Maria Eck
Maria Eck
Faculty Advisor: Klaus Apel
Year: 2010

Singlet oxygen (1O2 ) and the characterization of EX1 and other protein genes involved in plant stress signaling.

Reactive Oxygen Species (ROS) are molecules that are produced naturally as a metabolic byproduct during plant metabolism. Certain abiotic and biotic factors such as high heat, drought, extreme light and pathogens act as stresses and cause the release of ROS and as a result stress responses are activated. ROS are highly reactive and can cause oxidative damage to cellular components such as proteins, lipids or DNA wherefore continuous release of ROS can be detrimental to plant cells. This can be especially devastating because of the localization of ROS in chloroplasts, a vital organelle for plant survival.

During my summer research program, the conditional flu (fluorescence) mutant of Arabidopsis thaliana was used to investigate the signaling role of one particular ROS called singlet oxygen (1O2). The FLU protein is a negative regulator of chlorophyll biosynthesis. In flu mutants a precursor of chlorophyll and a photo-sensitizer called protochlorophyllide (PChlide) accumulates in the dark and after illumination leads to the production of 1O2 resulting in transcriptional reprogramming, growth inhibition and cell death. Therefore shifting flu mutant plants from light to dark cycles enables us to study singlet oxygen in a controlled way.

Subsequent studies identified EXECTER 1 (EX1) as a signal for 1O2 and a requirement for the large transcriptional reprogramming in the nucleus resulting after the release of 1O2. Virus induced silencing was used to investigate whether other chloroplast proteins mimic EX1 in mediating stress signaling via amplification using PCR, cloning, transformation into Agrobacterium and infiltration. The plants were then analyzed for growth, cell death and transcriptional changes. Results revealed that other chloroplast proteins may be involved in 1O2 signaling.

Studying the regulation of stress in plants in response to ROS enables us to gain more insight into the ways plants acclimate to stress and successfully adjust their whole metabolism in order to cope with constant fluctuating conditions.

My Experience

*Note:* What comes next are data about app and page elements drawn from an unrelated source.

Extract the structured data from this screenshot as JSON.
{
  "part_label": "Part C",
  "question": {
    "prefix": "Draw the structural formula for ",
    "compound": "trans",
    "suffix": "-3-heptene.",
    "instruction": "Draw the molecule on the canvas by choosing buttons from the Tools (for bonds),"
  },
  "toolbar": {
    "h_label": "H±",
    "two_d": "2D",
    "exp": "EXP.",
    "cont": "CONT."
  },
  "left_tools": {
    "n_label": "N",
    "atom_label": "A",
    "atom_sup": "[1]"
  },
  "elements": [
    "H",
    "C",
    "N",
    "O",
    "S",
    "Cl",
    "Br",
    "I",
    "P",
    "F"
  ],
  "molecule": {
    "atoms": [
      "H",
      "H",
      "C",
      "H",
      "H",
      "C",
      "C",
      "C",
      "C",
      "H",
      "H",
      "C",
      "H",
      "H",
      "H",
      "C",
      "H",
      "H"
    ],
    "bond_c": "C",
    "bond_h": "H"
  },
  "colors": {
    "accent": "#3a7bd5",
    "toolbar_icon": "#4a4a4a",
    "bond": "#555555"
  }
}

During my summer research program, the conditional flu (fluorescence) mutant of Arabidopsis thaliana was used to investigate the signaling role of one particular ROS called singlet oxygen (1O2). The FLU protein is a negative regulator of chlorophyll biosynthesis. In flu mutants a precursor of chlorophyll and a photo-sensitizer called protochlorophyllide (PChlide) accumulates in the dark and after illumination leads to the production of 1O2 resulting in transcriptional reprogramming, growth inhibition and cell death. Therefore shifting flu mutant plants from light to dark cycles enables us to study singlet oxygen in a controlled way.